  Publications

Breiman, A., N. Grandvaux, R. Lin, C. Ottone, S. Akira, M. Yoneyama, T. Fujita, J. Hiscott, and E. F. Meurs. 2005. Inhibition of RIG-I-dependent signaling to the interferon pathway during hepatitis C virus expression and restoration of signaling by IKKepsilon. J Virol 79:3969-7 (PMID: 15767399)

Maillard, P., T. Huby, U. Andreo, M. Moreau, J. Chapman, and A. Budkowska. 2006. The interaction of natural hepatitis C virus with human scavenger receptor SR-BI/Cla1 is mediated by ApoB-containing lipoproteins. Faseb J 20:735-7. (PMID: 16476701)

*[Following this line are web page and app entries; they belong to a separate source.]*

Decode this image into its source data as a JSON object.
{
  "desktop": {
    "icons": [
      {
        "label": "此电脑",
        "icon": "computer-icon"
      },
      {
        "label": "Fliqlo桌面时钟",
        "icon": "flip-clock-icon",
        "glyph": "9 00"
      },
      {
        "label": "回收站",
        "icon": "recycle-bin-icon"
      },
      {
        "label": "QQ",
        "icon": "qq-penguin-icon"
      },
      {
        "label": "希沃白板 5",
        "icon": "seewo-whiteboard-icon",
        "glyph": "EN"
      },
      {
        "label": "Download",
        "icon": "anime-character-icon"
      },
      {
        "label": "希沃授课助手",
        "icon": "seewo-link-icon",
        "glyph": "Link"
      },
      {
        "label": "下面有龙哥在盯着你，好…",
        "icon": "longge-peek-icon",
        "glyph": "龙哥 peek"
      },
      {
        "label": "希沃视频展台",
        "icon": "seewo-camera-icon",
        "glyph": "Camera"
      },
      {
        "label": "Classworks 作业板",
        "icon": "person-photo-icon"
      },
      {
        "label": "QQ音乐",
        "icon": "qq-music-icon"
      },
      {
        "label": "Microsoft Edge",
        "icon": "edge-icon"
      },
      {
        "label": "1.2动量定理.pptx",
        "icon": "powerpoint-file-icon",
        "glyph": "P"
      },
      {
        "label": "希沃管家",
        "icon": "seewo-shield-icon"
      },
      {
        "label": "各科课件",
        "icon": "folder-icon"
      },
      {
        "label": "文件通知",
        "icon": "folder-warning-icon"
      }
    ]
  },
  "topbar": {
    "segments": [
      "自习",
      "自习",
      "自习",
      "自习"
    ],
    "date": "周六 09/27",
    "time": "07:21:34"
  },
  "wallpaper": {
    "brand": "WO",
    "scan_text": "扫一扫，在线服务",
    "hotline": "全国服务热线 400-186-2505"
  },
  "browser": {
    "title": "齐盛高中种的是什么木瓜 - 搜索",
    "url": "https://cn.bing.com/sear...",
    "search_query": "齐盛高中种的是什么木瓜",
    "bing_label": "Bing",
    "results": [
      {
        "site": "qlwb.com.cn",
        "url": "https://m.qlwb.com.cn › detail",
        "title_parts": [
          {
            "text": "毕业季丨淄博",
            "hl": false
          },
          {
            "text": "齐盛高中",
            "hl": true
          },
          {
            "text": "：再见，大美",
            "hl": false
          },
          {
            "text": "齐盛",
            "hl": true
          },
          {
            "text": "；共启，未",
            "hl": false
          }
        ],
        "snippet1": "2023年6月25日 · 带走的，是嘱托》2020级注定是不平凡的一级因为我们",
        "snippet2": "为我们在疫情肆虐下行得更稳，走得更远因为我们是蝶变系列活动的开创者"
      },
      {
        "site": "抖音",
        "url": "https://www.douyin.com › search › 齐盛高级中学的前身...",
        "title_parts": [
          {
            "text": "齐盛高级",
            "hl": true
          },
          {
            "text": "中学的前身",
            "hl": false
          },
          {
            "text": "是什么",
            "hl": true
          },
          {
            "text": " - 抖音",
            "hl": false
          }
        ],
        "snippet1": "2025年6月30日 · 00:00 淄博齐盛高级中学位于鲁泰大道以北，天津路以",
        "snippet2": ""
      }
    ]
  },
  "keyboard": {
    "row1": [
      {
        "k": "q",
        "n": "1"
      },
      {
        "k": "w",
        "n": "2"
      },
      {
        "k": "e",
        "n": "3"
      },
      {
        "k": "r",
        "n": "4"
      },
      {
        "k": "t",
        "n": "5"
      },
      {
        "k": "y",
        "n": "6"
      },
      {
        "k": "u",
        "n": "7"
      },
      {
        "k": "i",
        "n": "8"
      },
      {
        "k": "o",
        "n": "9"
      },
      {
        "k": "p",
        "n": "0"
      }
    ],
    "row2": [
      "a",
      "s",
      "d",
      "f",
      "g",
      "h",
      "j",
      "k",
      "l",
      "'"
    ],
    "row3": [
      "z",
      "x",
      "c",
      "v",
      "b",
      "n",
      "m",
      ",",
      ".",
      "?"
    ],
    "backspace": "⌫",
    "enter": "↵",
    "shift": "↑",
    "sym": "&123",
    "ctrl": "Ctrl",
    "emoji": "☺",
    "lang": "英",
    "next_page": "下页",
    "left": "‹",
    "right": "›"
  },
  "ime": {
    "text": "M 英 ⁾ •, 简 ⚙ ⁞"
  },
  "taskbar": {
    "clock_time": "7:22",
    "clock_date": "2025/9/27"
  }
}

Vilasco, M., E. Larrea, D. Vitour, S. Dabo, A. Breiman, B. Regnault, J. I. Riezu, P. Eid, J. Prieto, and E. F. Meurs. 2006. The protein kinase IKKepsilon can inhibit HCV expression independently of IFN and its own expression is downregulated in HCV-infected livers. Hepatology 44:1635-47. (PMID: 17133498)

Andreo, U., P. Maillard, O. Kalinina, M. Walic, E.F. Meurs, M. Martinot, P. Marcellin, P., and A. Budkowska. 2007. Lipoprotein lipase mediates hepatitis C virus (HCV) cell entry and inhibits HCV infection. Cellular Microbiology 9, 2445-2456. (PMID: 17517063)

Boulant, S., M. W. Douglas, L. Moody, A. Budkowska, P. Targett-Adams, and J. McLauchlan. 2008. Hepatitis C virus core protein induces lipid droplet redistribution in a microtubule- and Dynein-dependent manner. Traffic 9:1268-82





Activity Reports 2009 - Institut Pasteur
If you have problems with this Web page, please write to rescom@pasteur.fr